__Required work__: Please count the lines below that hold the word "JSON" and give the count without any other text.

(Component data from apps and pages)
——————

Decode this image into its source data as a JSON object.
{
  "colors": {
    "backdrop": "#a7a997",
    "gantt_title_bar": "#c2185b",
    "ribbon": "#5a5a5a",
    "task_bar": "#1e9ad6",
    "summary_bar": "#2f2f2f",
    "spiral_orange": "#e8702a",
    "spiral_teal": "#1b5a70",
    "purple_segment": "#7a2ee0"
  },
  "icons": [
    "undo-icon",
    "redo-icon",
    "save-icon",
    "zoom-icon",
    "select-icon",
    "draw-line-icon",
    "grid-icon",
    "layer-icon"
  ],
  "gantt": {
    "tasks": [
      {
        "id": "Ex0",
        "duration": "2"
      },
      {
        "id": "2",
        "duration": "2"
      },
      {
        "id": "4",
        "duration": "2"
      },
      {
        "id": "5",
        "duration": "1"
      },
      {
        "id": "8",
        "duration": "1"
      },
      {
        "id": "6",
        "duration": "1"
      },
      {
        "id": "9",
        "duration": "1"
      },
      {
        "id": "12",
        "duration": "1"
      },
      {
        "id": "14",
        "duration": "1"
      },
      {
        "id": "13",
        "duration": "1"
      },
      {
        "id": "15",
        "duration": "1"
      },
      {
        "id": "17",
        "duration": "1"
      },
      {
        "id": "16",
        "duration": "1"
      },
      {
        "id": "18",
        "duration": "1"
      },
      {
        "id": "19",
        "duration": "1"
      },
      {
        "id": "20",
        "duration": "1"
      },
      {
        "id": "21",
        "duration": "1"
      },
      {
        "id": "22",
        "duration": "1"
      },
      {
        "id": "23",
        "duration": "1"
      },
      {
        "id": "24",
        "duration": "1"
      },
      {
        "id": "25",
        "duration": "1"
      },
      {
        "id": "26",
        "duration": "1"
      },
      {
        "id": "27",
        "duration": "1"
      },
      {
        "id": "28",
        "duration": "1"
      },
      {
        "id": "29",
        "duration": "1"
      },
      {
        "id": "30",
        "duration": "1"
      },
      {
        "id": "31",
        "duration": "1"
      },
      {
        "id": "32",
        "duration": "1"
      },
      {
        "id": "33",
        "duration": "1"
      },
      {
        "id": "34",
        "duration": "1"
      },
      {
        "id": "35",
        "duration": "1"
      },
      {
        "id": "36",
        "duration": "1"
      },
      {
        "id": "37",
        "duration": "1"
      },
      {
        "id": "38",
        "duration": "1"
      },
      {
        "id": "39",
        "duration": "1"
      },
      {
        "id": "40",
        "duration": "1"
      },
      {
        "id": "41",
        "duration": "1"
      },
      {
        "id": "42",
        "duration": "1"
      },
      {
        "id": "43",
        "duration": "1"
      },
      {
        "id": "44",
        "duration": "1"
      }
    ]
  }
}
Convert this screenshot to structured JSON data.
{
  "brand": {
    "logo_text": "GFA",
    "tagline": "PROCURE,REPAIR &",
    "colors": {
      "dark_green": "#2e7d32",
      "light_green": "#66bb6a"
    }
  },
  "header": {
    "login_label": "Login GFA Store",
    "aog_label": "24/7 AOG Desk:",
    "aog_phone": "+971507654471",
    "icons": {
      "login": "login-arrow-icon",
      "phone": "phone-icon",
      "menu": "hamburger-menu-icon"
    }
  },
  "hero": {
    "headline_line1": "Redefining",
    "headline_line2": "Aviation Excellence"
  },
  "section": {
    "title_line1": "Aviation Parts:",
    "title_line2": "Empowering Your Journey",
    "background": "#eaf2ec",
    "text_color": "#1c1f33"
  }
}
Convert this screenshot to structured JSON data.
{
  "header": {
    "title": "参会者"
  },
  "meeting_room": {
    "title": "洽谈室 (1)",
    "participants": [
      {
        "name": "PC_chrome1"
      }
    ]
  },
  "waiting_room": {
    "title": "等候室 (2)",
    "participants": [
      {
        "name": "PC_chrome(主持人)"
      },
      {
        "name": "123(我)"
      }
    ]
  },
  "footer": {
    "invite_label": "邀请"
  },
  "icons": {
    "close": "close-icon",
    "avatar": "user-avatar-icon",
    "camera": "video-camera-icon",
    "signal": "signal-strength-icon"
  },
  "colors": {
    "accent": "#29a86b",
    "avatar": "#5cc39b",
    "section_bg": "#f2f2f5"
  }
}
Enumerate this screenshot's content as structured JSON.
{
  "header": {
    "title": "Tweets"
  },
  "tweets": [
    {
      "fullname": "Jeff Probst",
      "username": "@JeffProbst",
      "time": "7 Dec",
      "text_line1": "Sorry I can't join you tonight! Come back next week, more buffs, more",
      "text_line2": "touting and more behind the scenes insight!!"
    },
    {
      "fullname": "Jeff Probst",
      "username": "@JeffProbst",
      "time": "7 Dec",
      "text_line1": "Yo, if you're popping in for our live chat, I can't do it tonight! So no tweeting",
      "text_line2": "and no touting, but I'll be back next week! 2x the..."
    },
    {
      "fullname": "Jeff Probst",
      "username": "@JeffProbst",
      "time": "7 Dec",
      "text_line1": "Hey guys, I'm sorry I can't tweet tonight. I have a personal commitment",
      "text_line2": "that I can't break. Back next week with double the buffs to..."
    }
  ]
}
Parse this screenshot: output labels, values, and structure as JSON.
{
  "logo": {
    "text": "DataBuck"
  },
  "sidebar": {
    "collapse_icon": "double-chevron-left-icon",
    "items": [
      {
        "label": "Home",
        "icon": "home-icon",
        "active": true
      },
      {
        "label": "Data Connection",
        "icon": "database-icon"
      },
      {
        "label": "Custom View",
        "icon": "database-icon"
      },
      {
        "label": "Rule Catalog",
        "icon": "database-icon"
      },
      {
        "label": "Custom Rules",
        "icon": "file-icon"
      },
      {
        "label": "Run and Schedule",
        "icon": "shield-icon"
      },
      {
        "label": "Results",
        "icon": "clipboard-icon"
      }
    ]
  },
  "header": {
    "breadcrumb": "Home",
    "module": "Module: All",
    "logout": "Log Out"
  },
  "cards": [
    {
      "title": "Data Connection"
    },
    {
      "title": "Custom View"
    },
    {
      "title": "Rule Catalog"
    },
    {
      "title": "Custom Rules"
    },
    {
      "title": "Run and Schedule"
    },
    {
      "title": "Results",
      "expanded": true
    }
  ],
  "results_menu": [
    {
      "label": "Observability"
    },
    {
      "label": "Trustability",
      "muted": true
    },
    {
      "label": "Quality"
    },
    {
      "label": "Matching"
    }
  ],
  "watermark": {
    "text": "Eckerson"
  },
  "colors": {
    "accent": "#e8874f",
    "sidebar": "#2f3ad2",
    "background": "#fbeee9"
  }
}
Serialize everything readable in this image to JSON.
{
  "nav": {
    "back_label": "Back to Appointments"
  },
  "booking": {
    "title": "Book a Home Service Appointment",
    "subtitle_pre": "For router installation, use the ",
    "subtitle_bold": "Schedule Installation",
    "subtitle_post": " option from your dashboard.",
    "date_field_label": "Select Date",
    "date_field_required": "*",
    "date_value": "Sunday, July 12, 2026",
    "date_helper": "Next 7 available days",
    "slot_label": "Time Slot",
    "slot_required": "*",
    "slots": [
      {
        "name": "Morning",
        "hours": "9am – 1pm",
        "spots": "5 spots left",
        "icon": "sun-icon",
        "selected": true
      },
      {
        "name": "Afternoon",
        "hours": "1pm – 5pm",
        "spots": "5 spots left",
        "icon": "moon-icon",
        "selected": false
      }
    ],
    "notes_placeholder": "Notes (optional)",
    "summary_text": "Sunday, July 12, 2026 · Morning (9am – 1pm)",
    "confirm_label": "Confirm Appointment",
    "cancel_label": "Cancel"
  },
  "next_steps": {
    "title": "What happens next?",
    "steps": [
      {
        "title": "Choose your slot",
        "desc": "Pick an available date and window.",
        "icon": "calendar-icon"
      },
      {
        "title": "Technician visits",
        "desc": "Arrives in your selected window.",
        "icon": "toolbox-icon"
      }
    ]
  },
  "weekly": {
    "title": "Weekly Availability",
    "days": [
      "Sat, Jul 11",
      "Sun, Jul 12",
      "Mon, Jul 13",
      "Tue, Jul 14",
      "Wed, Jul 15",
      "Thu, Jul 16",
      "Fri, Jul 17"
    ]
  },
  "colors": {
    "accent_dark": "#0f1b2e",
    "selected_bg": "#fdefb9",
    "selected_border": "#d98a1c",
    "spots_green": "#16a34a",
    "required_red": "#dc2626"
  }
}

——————

__Answer to this problem__: 6